It’s always a relief when September arrives and we can finally wave winter goodbye for another year. While it’s true the lengthening days don’t always mean a sudden (and welcome) rise in temperatures, the bulbs are a colourful herald of summer, and iris, daffodils, freesias and bluebells are a cheerful sight, as well as a sure sign the garden is waking up.
The swallows are back from their winter retreat, flying around, checking out last year’s nests, and building up their strength after their long flight as they prepare to start their families. Lambs and calves in the paddocks are more signs spring has arrived. So are the loud, proud and daily announcements of our chooks after the girls have laid another egg. Some of them go on a bit, as though their achievement is somehow unique, and then there are always the ones that are particularly motherly and simply cannot wait to sit, and hatch some chicks. We have to keep an eye on these free-ranging bantams, and watch where they nest. Chooks are canny, and are past masters at remaining hidden as they sit motionless on their eggs in a trance-like state, seemingly oblivious to everything around them.
The dark side to this cycle is that the seasonal pattern is well known to predators, and despite their much lauded vigilance and protective characteristics when it comes to their offspring, sometimes the predators win. More than one hen has vanished without trace over the years, presumably taken while on her nest. Or, as happened this week, when a newish and very protective bantam lost her chick to a rat or feral cat. The murderer then went on to dine on the three tiny eggs the same bantam’s teenage daughter had laid in a nest close by. We can only hope it won’t return for seconds.
On the roadsides there is evidence of other casualties; a flurry of feathers suggesting its plover or magpie parents lost the fight, as well as the bodies of roadkill: hares, rabbits and frogs, usually, but occasionally there is a duck from the Indian Runner flock up the road, or a guinea fowl from the same farm.
Lambs can sometimes fall prey to predators too, and reports of unrestrained packs of neighbourhood dogs are not uncommon in this semi-rural area, but thankfully this hasn’t been an issue so far this year.
So while spring is certainly a harbinger of renewal and new life, like every season it has its darker side, and it can also be a season of untimely death.
It’s almost the end of April yet the swallows are still swooping and darting about outside the window. That’s unusual. Not that many years ago we were waving these migratory birds off sometime in March. This was from our previous property where swallows were annual visitors who would fly in towards the end of August to nest in our back porch. Although we’ve seen them flying about looking for a likely place to build a nest over the four years we’ve lived here, swallows only decided this year ours could be a good place to call home.
The new residents built their nest comparatively late – but in record time – under the recently-erected car port.
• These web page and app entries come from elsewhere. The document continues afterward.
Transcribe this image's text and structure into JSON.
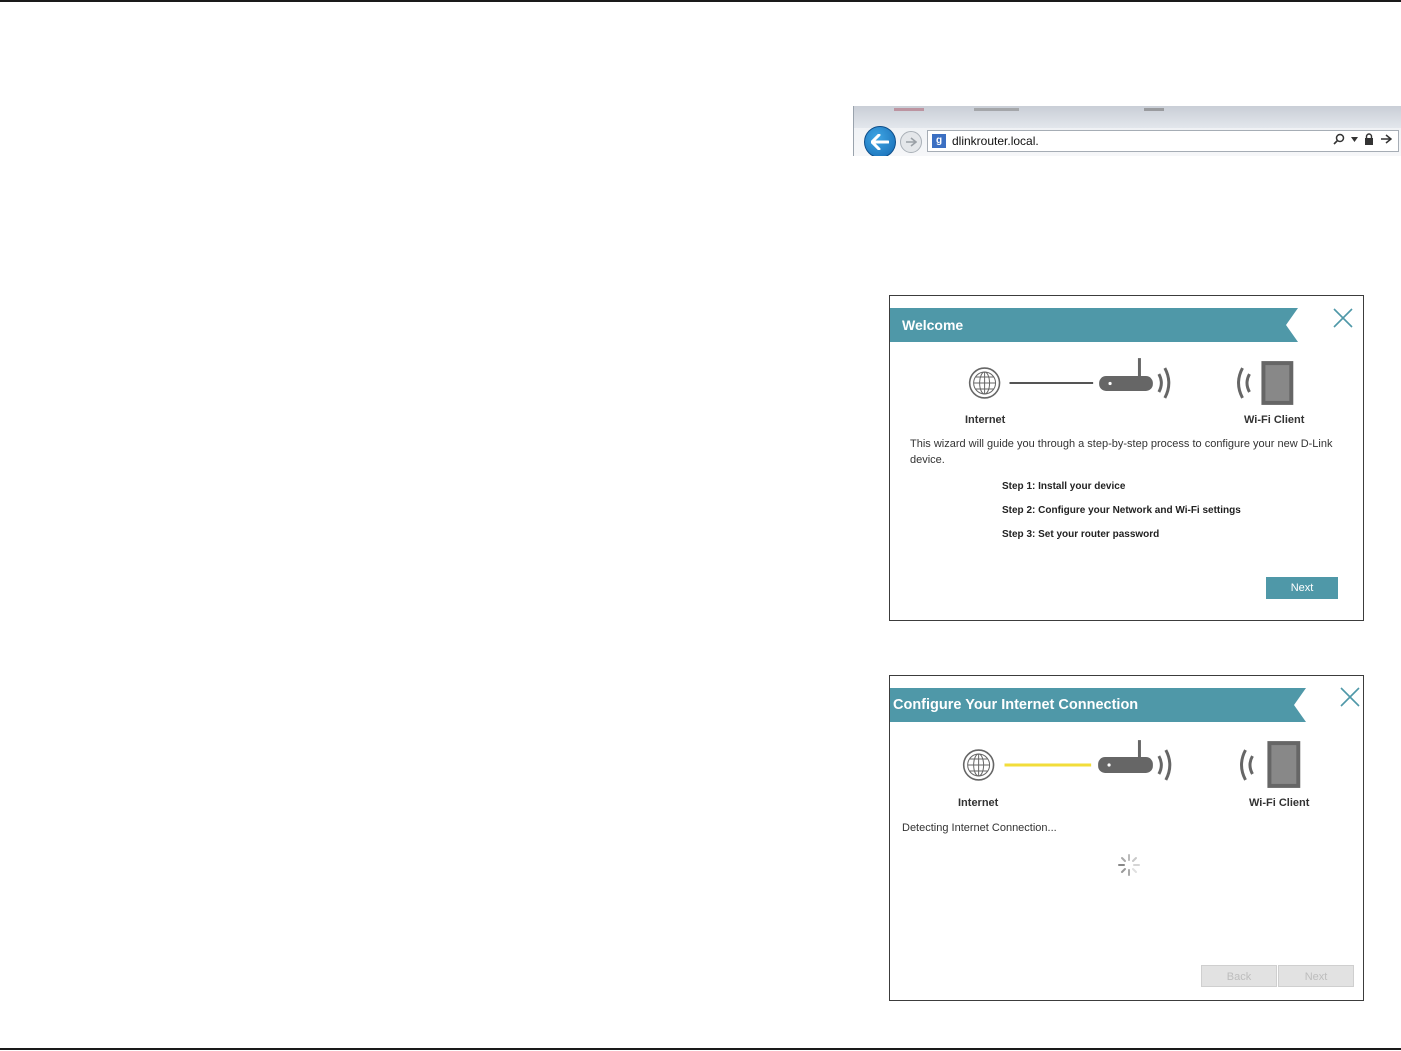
{
  "browser": {
    "url": "dlinkrouter.local.",
    "favicon_glyph": "g"
  },
  "welcome_dialog": {
    "title": "Welcome",
    "internet_label": "Internet",
    "client_label": "Wi-Fi Client",
    "description": "This wizard will guide you through a step-by-step process to configure your new D-Link device.",
    "steps": [
      {
        "prefix": "Step 1",
        "text": ": Install your device"
      },
      {
        "prefix": "Step 2",
        "text": ": Configure your Network and Wi-Fi settings"
      },
      {
        "prefix": "Step 3",
        "text": ": Set your router password"
      }
    ],
    "next_label": "Next",
    "link_color": "#555555"
  },
  "connection_dialog": {
    "title": "Configure Your Internet Connection",
    "internet_label": "Internet",
    "client_label": "Wi-Fi Client",
    "status": "Detecting Internet Connection...",
    "back_label": "Back",
    "next_label": "Next",
    "link_color": "#f2dd3a"
  },
  "colors": {
    "accent": "#4f98a8",
    "icon": "#666666"
  }
}
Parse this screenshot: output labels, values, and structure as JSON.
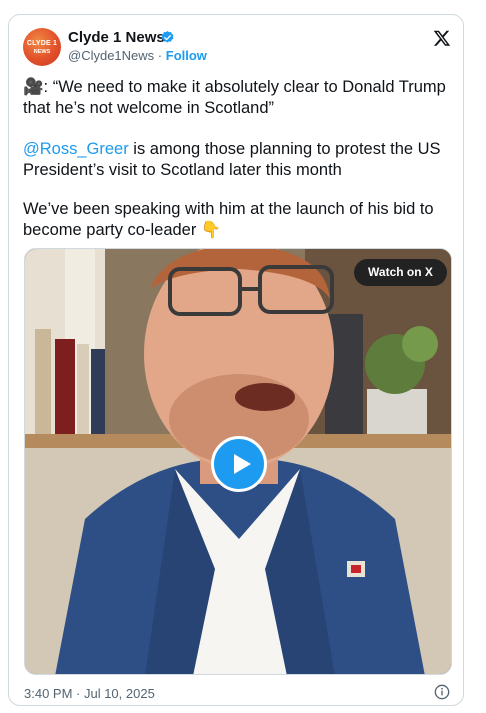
{
  "tweet": {
    "author_name": "Clyde 1 News",
    "handle": "@Clyde1News",
    "separator": "·",
    "follow_label": "Follow",
    "avatar_text_line1": "CLYDE 1",
    "avatar_text_line2": "NEWS",
    "paragraph1": "🎥: “We need to make it absolutely clear to Donald Trump that he’s not welcome in Scotland”",
    "mention": "@Ross_Greer",
    "paragraph2_rest": " is among those planning to protest the US President’s visit to Scotland later this month",
    "paragraph3": "We’ve been speaking with him at the launch of his bid to become party co-leader 👇",
    "timestamp": "3:40 PM · Jul 10, 2025"
  },
  "video": {
    "watch_label": "Watch on X"
  },
  "colors": {
    "accent": "#1d9bf0",
    "text": "#0f1419",
    "muted": "#536471",
    "border": "#cfd9de",
    "avatar": "#e2502a"
  },
  "icons": [
    "verified-badge-icon",
    "x-logo-icon",
    "play-icon",
    "info-icon"
  ]
}
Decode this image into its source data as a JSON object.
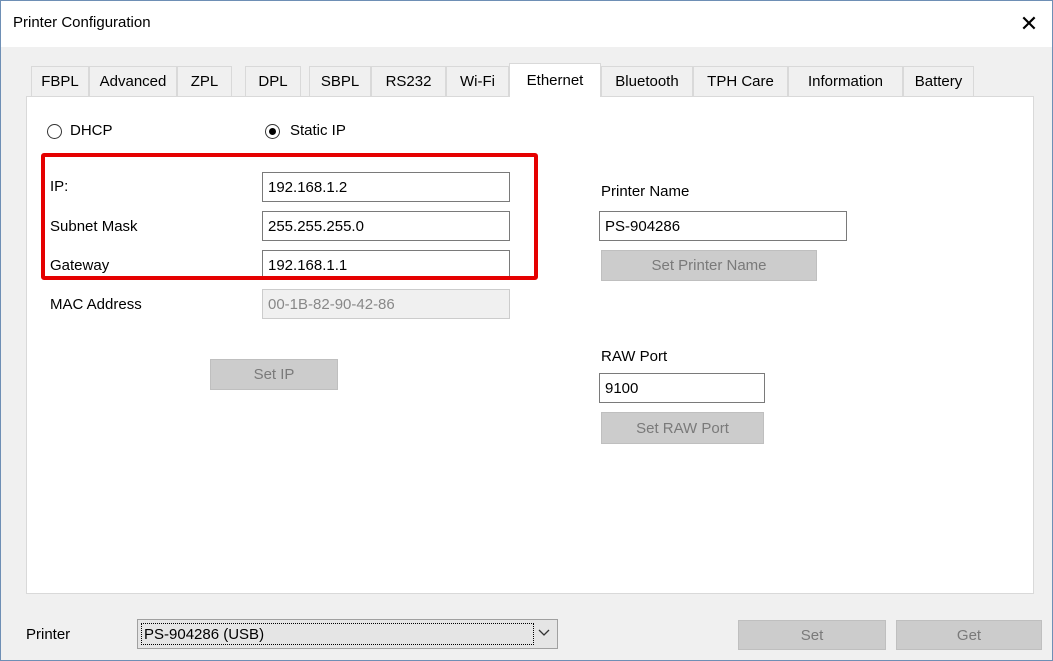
{
  "window": {
    "title": "Printer Configuration",
    "close_glyph": "✕"
  },
  "tabs": [
    "FBPL",
    "Advanced",
    "ZPL",
    "DPL",
    "SBPL",
    "RS232",
    "Wi-Fi",
    "Ethernet",
    "Bluetooth",
    "TPH Care",
    "Information",
    "Battery"
  ],
  "active_tab": "Ethernet",
  "ethernet": {
    "dhcp_label": "DHCP",
    "static_label": "Static IP",
    "selected_mode": "Static IP",
    "ip_label": "IP:",
    "ip_value": "192.168.1.2",
    "subnet_label": "Subnet Mask",
    "subnet_value": "255.255.255.0",
    "gateway_label": "Gateway",
    "gateway_value": "192.168.1.1",
    "mac_label": "MAC Address",
    "mac_value": "00-1B-82-90-42-86",
    "set_ip_label": "Set IP",
    "printer_name_label": "Printer Name",
    "printer_name_value": "PS-904286",
    "set_printer_name_label": "Set Printer Name",
    "raw_port_label": "RAW Port",
    "raw_port_value": "9100",
    "set_raw_port_label": "Set RAW Port"
  },
  "footer": {
    "printer_label": "Printer",
    "printer_selected": "PS-904286 (USB)",
    "set_label": "Set",
    "get_label": "Get"
  },
  "colors": {
    "highlight": "#e50000",
    "window_bg": "#f0f0f0",
    "disabled_button": "#cccccc"
  },
  "icons": {
    "close": "close-icon",
    "dropdown": "chevron-down-icon"
  }
}
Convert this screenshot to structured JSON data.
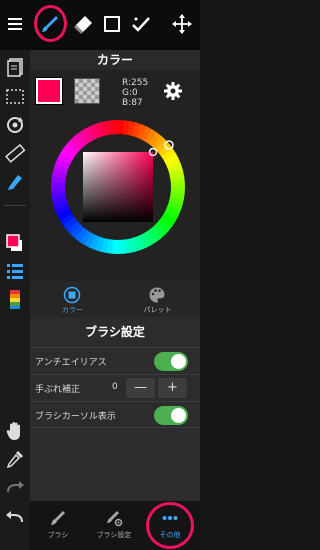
{
  "toolbar": {
    "icons": [
      "menu-icon",
      "brush-icon",
      "eraser-icon",
      "selection-icon",
      "check-icon",
      "move-icon"
    ]
  },
  "left_rail": {
    "icons": [
      "layers-icon",
      "select-area-icon",
      "rotate-icon",
      "ruler-icon",
      "pen-tool-icon",
      "color-swatch-icon",
      "list-icon",
      "stripe-palette-icon",
      "hand-icon",
      "eyedropper-icon",
      "redo-icon",
      "undo-icon"
    ]
  },
  "color_panel": {
    "title": "カラー",
    "rgb": {
      "r": "R:255",
      "g": "G:0",
      "b": "B:87"
    },
    "current_color": "#ff0057",
    "tabs": {
      "color": "カラー",
      "palette": "パレット"
    }
  },
  "brush_settings": {
    "title": "ブラシ設定",
    "antialias": {
      "label": "アンチエイリアス",
      "on": true
    },
    "stabilizer": {
      "label": "手ぶれ補正",
      "value": "0",
      "minus": "—",
      "plus": "+"
    },
    "brush_cursor": {
      "label": "ブラシカーソル表示",
      "on": true
    }
  },
  "bottom_tabs": {
    "brush": "ブラシ",
    "brush_settings": "ブラシ設定",
    "other": "その他"
  },
  "colors": {
    "accent": "#39a7ff",
    "highlight": "#ec1262",
    "toggle_on": "#4caf50"
  }
}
Given the late start they’ve still raised two families of three in swift succession and no doubt it’s these young birds that we’re still seeing enjoying the autumn sunshine and warmth each day. Fingers crossed a few will return next year and take up residence, and renovate the nest under the car port.
While it is annoying these birds create a bit of a mess with their droppings, it’s a minor issue against the pleasure of having them about, and watching their antics and athleticism in the air as they catch their breakfast, lunch and dinner on the fly. Some of the preferred insect food are sure to be mosquitos, another decided plus to having swallows about during the summer months.
Generations of porch-nesting swallows at our previous home were completely unfazed by our cat, who was tempted and taunted by their presence every year. A much younger Aggie would sit at the back door and watch them for hours, and when she thought nobody was looking, attempt to climb the flyscreen in an effort to reach the nest. Needless to say she never succeeded, and it was pretty obvious the swallows knew they were safe as they never showed the slightest concern at her frustrated attempts to catch them. She gave up trying eventually, as the years passed, and she lost some of the urge to hunt.
The swallows’ chittering and chattering was annoying for me too as at the time I was narrating for Hear A Book, and I used to record in that sun room area. It was essential to have absolute quiet as any extraneous noise was picked up by the highly sensitive recording equipment so when mum or dad swallow flew in with dinner, and the kids all demanded to be first in the queue, I would have to wait until their tiny stomachs were satisfied and it was all quiet again. No wonder my output was comparatively slow!
With much cooler weather to come it will be interesting to see whether this little group of swallows hang around, or they do decide to head North as so many Tasmanians do during the winter months.